- _Records provided_:
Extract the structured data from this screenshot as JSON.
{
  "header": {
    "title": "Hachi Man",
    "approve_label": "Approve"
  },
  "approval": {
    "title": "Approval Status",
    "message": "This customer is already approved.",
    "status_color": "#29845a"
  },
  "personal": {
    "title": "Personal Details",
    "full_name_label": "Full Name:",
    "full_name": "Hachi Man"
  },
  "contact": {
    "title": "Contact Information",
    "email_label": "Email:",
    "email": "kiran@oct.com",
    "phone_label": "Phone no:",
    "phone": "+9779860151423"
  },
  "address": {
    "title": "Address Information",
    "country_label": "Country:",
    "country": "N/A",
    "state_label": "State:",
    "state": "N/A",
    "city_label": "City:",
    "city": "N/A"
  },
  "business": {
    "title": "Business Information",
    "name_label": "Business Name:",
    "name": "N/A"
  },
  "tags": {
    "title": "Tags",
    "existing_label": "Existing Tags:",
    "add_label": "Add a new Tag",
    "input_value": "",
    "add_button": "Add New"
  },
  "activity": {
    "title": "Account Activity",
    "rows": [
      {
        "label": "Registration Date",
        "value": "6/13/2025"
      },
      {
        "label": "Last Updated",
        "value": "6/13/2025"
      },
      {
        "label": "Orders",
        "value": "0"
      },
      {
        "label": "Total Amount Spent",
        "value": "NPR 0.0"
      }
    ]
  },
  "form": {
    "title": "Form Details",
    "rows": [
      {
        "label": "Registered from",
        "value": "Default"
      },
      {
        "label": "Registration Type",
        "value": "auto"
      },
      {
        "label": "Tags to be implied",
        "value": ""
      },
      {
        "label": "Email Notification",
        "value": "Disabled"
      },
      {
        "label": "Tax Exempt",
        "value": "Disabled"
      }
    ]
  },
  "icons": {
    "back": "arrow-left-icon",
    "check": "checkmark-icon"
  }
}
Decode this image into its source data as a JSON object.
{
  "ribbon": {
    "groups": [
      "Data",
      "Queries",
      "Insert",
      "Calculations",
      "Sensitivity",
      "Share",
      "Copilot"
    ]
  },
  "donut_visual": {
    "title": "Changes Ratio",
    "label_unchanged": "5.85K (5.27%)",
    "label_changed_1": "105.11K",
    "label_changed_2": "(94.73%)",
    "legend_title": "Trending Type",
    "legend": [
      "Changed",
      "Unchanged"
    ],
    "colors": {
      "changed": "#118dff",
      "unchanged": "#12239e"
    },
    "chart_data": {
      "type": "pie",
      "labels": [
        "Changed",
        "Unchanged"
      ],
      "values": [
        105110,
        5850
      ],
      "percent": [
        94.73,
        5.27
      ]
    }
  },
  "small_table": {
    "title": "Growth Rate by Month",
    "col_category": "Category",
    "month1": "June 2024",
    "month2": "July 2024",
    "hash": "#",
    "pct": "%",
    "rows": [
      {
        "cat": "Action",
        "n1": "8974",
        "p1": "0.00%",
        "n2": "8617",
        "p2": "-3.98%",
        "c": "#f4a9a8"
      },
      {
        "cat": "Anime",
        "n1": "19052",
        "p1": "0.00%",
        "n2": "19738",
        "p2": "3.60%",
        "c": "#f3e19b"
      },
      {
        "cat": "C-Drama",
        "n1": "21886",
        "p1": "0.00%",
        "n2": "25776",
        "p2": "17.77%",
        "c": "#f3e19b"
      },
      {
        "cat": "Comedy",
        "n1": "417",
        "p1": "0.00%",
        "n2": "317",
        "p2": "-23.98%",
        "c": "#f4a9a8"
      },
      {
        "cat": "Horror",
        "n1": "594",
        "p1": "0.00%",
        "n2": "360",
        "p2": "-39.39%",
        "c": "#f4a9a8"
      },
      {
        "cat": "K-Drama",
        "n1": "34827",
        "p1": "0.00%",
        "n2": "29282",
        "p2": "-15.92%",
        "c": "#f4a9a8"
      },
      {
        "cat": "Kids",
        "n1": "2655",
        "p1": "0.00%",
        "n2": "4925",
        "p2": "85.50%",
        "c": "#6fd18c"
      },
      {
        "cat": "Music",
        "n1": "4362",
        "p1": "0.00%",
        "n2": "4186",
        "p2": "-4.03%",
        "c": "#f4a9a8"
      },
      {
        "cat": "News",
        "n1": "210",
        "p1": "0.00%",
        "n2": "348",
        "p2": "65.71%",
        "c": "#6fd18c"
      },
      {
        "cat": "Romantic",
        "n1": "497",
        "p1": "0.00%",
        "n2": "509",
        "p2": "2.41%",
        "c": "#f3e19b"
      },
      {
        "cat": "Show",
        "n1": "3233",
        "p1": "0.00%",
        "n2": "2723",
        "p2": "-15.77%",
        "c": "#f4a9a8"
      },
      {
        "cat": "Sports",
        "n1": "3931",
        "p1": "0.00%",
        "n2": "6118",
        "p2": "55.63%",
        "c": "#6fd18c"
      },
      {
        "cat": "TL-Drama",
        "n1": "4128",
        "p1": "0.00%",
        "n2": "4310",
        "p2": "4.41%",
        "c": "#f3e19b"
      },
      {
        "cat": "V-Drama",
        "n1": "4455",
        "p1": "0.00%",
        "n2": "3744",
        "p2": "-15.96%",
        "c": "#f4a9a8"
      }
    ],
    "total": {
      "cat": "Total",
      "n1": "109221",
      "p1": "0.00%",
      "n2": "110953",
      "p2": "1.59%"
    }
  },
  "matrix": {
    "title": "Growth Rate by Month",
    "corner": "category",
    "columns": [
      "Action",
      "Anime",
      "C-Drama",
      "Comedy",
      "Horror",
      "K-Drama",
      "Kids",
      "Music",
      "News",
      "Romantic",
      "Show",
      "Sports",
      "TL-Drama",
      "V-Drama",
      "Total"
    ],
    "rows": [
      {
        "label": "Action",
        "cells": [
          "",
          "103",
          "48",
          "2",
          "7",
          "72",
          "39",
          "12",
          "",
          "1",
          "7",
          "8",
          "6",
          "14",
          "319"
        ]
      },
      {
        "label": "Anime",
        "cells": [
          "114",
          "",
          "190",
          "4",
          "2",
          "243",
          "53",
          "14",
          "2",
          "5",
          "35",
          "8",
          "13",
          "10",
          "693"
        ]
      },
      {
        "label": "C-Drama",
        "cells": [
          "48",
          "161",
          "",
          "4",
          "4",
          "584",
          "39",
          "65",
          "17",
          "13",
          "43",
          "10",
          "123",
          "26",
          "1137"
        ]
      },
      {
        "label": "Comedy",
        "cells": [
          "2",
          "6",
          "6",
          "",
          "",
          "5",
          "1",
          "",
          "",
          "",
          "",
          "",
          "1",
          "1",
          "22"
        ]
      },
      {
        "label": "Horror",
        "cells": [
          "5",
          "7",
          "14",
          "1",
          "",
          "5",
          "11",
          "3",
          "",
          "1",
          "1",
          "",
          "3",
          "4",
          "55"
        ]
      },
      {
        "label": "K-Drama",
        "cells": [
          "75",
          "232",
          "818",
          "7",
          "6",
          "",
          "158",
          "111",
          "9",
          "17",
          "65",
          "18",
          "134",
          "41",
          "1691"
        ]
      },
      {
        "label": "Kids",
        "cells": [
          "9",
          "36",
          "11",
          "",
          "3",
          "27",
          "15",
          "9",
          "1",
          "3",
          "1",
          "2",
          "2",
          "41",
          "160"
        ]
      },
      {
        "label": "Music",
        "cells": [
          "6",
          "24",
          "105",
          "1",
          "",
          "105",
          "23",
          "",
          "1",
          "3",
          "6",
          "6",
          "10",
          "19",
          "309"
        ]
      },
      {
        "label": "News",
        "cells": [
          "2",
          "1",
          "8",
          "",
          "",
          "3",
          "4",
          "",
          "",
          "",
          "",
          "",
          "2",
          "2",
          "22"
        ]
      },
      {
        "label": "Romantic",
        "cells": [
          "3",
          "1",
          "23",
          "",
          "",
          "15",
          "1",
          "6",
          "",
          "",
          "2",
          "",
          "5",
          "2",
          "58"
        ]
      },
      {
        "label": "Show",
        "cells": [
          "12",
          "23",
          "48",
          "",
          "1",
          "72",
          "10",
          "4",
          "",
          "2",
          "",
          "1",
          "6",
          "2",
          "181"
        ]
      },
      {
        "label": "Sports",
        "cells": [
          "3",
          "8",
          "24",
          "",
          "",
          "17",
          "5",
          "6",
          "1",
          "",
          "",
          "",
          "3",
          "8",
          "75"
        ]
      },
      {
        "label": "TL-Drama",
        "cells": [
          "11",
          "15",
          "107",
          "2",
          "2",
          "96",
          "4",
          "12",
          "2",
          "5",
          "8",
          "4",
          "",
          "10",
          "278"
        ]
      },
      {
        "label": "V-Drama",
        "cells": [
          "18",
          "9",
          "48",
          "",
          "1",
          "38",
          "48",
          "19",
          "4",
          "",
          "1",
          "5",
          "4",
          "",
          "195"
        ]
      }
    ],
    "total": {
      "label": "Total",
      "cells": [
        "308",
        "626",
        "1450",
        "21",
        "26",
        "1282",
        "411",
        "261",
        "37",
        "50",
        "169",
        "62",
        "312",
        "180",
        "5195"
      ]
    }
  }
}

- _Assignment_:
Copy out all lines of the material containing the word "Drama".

- _Result_:
        "cat": "C-Drama",
        "cat": "K-Drama",
        "cat": "TL-Drama",
        "cat": "V-Drama",
      "C-Drama",
      "K-Drama",
      "TL-Drama",
      "V-Drama",
        "label": "C-Drama",
        "label": "K-Drama",
        "label": "TL-Drama",
        "label": "V-Drama",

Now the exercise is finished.